– Mix gently until all slices are coated with cream.
– Grease a medium-size flat baking pan with butter. Add kohlrabi slices and level them on the surface.
– Bake in medium oven (pre-heated) for around one hour or until the cream is almost steamed and the casserole is golden.
– Turn off oven, and leave the casserole inside for another 10 minutes, until solid.
Kohlrabi and Rocket Salad with Apples and Apple Vinaigrette: Recipe from “Shkedim” Catering. From www.eat2.co.il
5 small kohlrabies
3 hard Grand apples
1 pkg. fresh rocket
1 can apple juice concentrate
1 t. coriander seeds
½ t. mustard seeds
1 c. corn oil
½ c. olive oil
1 t. ground ginger
walnuts for garnish
– Peel kohlrabies and grate coarsely.
– Core apples and slice into very thin crescents; soak apples in water with the juice of two lemons
– Wash the rocket, dry and place on paper towel.
– In a small pan, add apple juice concentrate, coriander, mustard seeds, and ginger. Bring to a boil, cook for 3-4 minutes, and cool.
– When mixture is cool, place in blender. While blending, add corn oil and olive oil; add a bit of salt and pepper, and continue blending till mixture becomes brownish.
– Place kohlrabi and rocket in bowl, drain apples from lemon mixture and add to bowl. Pour on the dressing, toss and serve.
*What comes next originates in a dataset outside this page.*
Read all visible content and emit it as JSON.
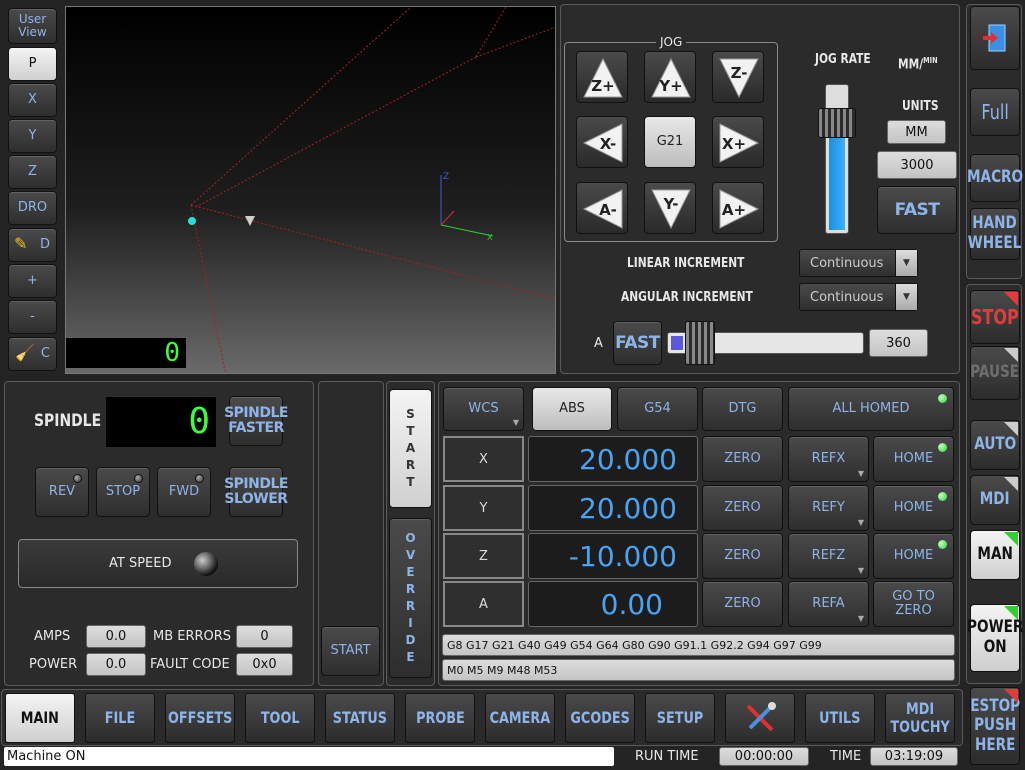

– Can garnish with shelled walnuts or cashews
Rumanian Kohlrabi Soup: Recipe from the book The Lowfat Jewish Vegetarian Cookbook–Healthy Traditions from Around the World by Debra Wasserman
2 kohlrabies, peeled and chopped
1 small head of cauliflower, chopped
2 carrots, peeled and chopped
Small onion, peeled and thinly chopped
½ c. dill, finely chopped
½ c. parsley, finely chopped
2 T. oil
½ t. thyme or basil
salt and pepper
1 T. cornflower
11 cups water
½ c. lemon juice
425 gm. tomato paste
– In a large pot, sauté kohlrabi, cauliflower, carrot, onion, dill and parsley at medium-high heat for around 5 minutes. Season.
– Dilute cornflower in a cup of water and add. Add 10 more cups of water and bring to boil. Lower flame and cook covered for an additional 30 minutes.
– Add lemon juice and tomato paste, and continue cooking on low heat for an additional 15 minutes
4 kohlrabies, peeled and grated
¼ c. chopped scallions
2 eggs, beaten
2 T. breadcrumbs
1 t. salt
very hot pepper
¼ c. olive oil (for frying)
Drain grated kohlrabi well
Mix all ingredients (except oil) together in a bowl
Heat oil in large frying pan
Using a spoon, drop fritters in the pan
Fry 3-4 minutes on each side (depending on thickness) until golden
And, one last:
Stuffed Kohlrabi with Lemon-Tarragon Sauce